== The problem ==
In duplicating the lines below, keep every word unchanged and drop the pictures.
Task material START
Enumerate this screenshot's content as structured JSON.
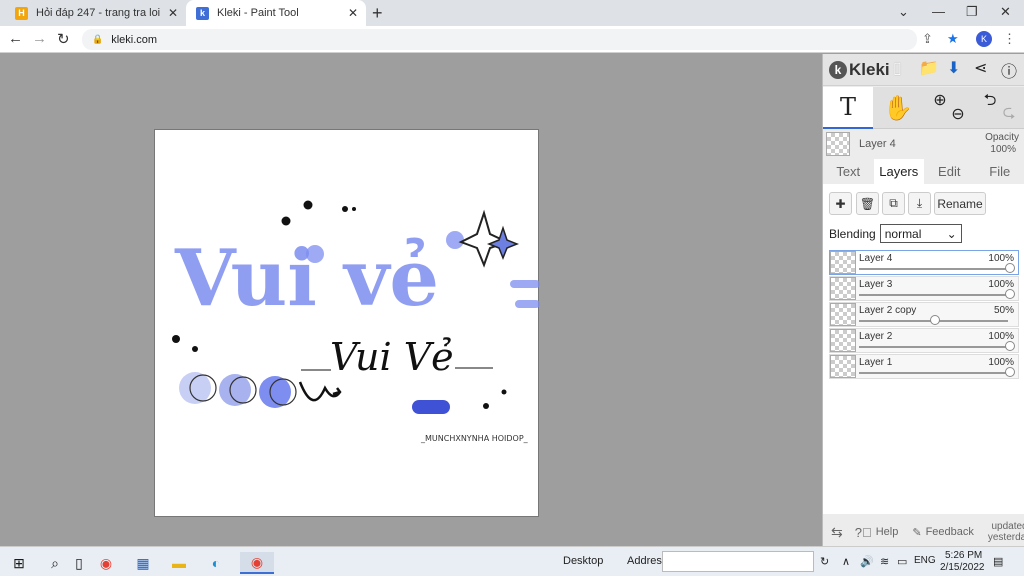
{
  "browser": {
    "tabs": [
      {
        "title": "Hỏi đáp 247 - trang tra loi",
        "active": false
      },
      {
        "title": "Kleki - Paint Tool",
        "active": true
      }
    ],
    "url": "kleki.com"
  },
  "kleki": {
    "logo": "Kleki",
    "current_layer": {
      "name": "Layer 4",
      "opacity_label": "Opacity",
      "opacity_value": "100%"
    },
    "panel_tabs": [
      "Text",
      "Layers",
      "Edit",
      "File"
    ],
    "active_panel_tab": "Layers",
    "rename_label": "Rename",
    "blending_label": "Blending",
    "blending_value": "normal",
    "layers": [
      {
        "name": "Layer 4",
        "opacity": "100%",
        "level": 1.0,
        "selected": true
      },
      {
        "name": "Layer 3",
        "opacity": "100%",
        "level": 1.0,
        "selected": false
      },
      {
        "name": "Layer 2 copy",
        "opacity": "50%",
        "level": 0.5,
        "selected": false
      },
      {
        "name": "Layer 2",
        "opacity": "100%",
        "level": 1.0,
        "selected": false
      },
      {
        "name": "Layer 1",
        "opacity": "100%",
        "level": 1.0,
        "selected": false
      }
    ],
    "footer": {
      "help": "Help",
      "feedback": "Feedback",
      "updated_line1": "updated",
      "updated_line2": "yesterday"
    }
  },
  "artwork": {
    "main_text": "Vui vẻ",
    "script_text": "Vui Vẻ",
    "signature": "_MUNCHXNYNHA HOIDOP_"
  },
  "taskbar": {
    "desktop_label": "Desktop",
    "address_label": "Address",
    "language": "ENG",
    "time": "5:26 PM",
    "date": "2/15/2022"
  },
  "colors": {
    "accent": "#6d7fe0",
    "chrome_tab_bar": "#dee1e6",
    "work_bg": "#9e9e9e"
  }
}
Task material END
== Answer to this task ==
Enumerate this screenshot's content as structured JSON.
{
  "browser": {
    "tabs": [
      {
        "title": "Hỏi đáp 247 - trang tra loi",
        "active": false
      },
      {
        "title": "Kleki - Paint Tool",
        "active": true
      }
    ],
    "url": "kleki.com"
  },
  "kleki": {
    "logo": "Kleki",
    "current_layer": {
      "name": "Layer 4",
      "opacity_label": "Opacity",
      "opacity_value": "100%"
    },
    "panel_tabs": [
      "Text",
      "Layers",
      "Edit",
      "File"
    ],
    "active_panel_tab": "Layers",
    "rename_label": "Rename",
    "blending_label": "Blending",
    "blending_value": "normal",
    "layers": [
      {
        "name": "Layer 4",
        "opacity": "100%",
        "level": 1.0,
        "selected": true
      },
      {
        "name": "Layer 3",
        "opacity": "100%",
        "level": 1.0,
        "selected": false
      },
      {
        "name": "Layer 2 copy",
        "opacity": "50%",
        "level": 0.5,
        "selected": false
      },
      {
        "name": "Layer 2",
        "opacity": "100%",
        "level": 1.0,
        "selected": false
      },
      {
        "name": "Layer 1",
        "opacity": "100%",
        "level": 1.0,
        "selected": false
      }
    ],
    "footer": {
      "help": "Help",
      "feedback": "Feedback",
      "updated_line1": "updated",
      "updated_line2": "yesterday"
    }
  },
  "artwork": {
    "main_text": "Vui vẻ",
    "script_text": "Vui Vẻ",
    "signature": "_MUNCHXNYNHA HOIDOP_"
  },
  "taskbar": {
    "desktop_label": "Desktop",
    "address_label": "Address",
    "language": "ENG",
    "time": "5:26 PM",
    "date": "2/15/2022"
  },
  "colors": {
    "accent": "#6d7fe0",
    "chrome_tab_bar": "#dee1e6",
    "work_bg": "#9e9e9e"
  }
}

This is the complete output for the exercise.